If children may exhibit cognitive characteristics that are characteristic of more than one stage at the same time, then what is the sense in even attempting to discern between the stages if this is the case? Gray’s (1994) assertion that Piaget provides no considerable evidence for a qualitative difference in cognitive capacity between two children of different stages is connected to the above critique.

The idea that each stage of a child’s cognitive development is distinct, and not merely to a varying degree but rather in terms of the way a kid thinks, is perhaps the most significant contribution that Piaget’s theory makes to our understanding of child development.

Insufficient progress has been made toward achieving a complete goal of providing evidence for a qualitative difference between phases. A further consequence can be drawn from this criticism. If each stage is characterized by a different way of thinking, then as a kid becomes older, there should be signals that indicate that they have suddenly acquired specific talents.

In point of fact, the contrary is true. Children often develop more slowly and gradually than adults do. Gray (1994) provides the illustration of the conservation of numbers, which the majority of children can comprehend by the time they are approximately five years old, in contrast to the conservation of substance, which typically emerges around the age of eight in most children.

Piaget does concede that some developments can be sluggish; nonetheless, detractors contend that general cognitive growth is so slow that there is no need for a stage theory at all. Piaget does acknowledge that some developments can be delayed. Piaget’s action-oriented methodology is subjected to yet another round of critique.

Piaget is known for his theory that proper cognitive development requires children to actively engage in the manipulation of items in their environment. Researchers have proposed that infants who are born without the physical capability of outward movement (for instance, paralyzed children who are born without the ability to move either their arms or legs) are nonetheless able to grow normally cognitively.

  1. In addition, because Piaget’s theory is grounded in the physical world, it is unable to explain how toddlers may comprehend abstract concepts that aren’t always connected to an instantly tangible thing.
  2. Piaget has been chastised for his lack of attention to the culturally particular impacts that are exerted on cognitive development, and this criticism has been leveled by the likes of Vygotsky.

Piaget’s subjects were all born and raised in Geneva, a city in Switzerland that is representative of Western society. In this culture, children are expected to go to school and are instructed in particular ways of thinking. Piaget, on the other hand, paid little attention to this impact and instead ascribed the intellectual development of each kid to the individual’s cognitive response to the surrounding environment.

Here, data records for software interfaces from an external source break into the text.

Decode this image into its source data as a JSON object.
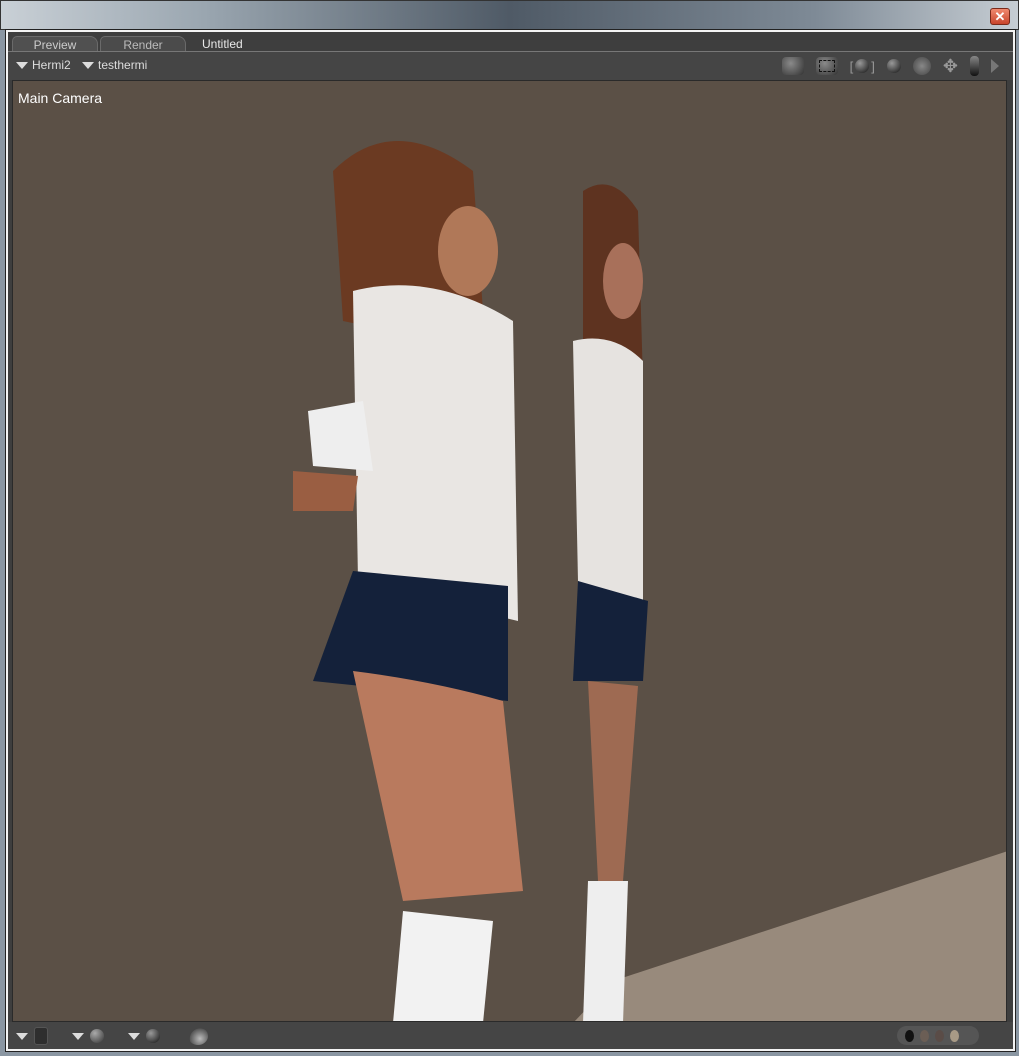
{
  "window": {
    "close_label": "✕"
  },
  "tabs": [
    {
      "label": "Preview",
      "active": true
    },
    {
      "label": "Render",
      "active": false
    }
  ],
  "document_title": "Untitled",
  "toolbar": {
    "figure_menu": "Hermi2",
    "actor_menu": "testhermi",
    "icons": [
      "main-camera-icon",
      "camera-dolly-icon",
      "bracket-sphere-icon",
      "sphere-icon",
      "trackball-icon",
      "move-xy-icon",
      "hand-icon",
      "more-arrow-icon"
    ]
  },
  "viewport": {
    "camera_label": "Main Camera",
    "background_color": "#5b5046"
  },
  "bottom_bar": {
    "icons": [
      "display-style-icon",
      "shading-icon",
      "lighting-icon",
      "multi-sphere-icon"
    ],
    "color_dots": [
      "#111111",
      "#6b5e55",
      "#5a4c47",
      "#a89a86"
    ]
  }
}
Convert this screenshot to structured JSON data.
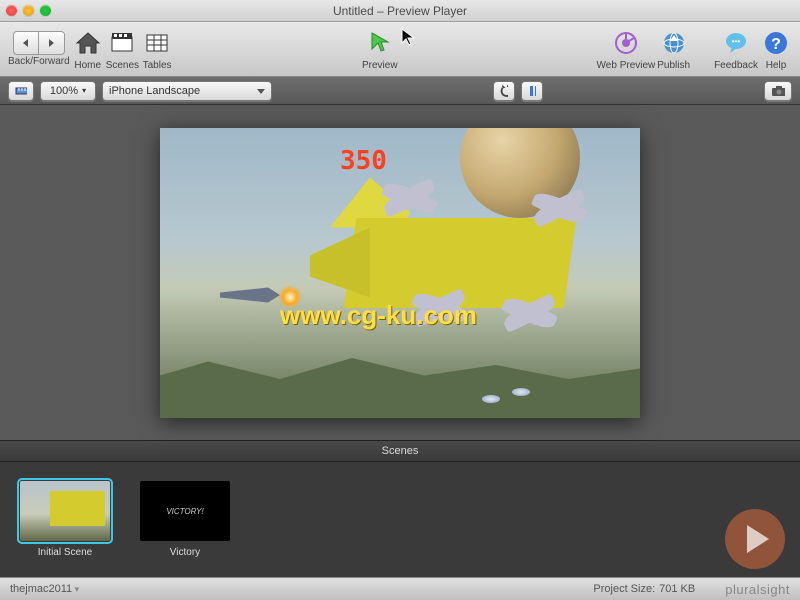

Having said all of this, Piaget’s theory is still greatly respected in the psychological community. His theory has stimulated other developmental psychologists into new areas of research and has heavily influenced research into education. While perhaps not entirely accurate, Piaget’s theory of cognitive development nevertheless provides a detailed account of the order in which Western children seem to develop.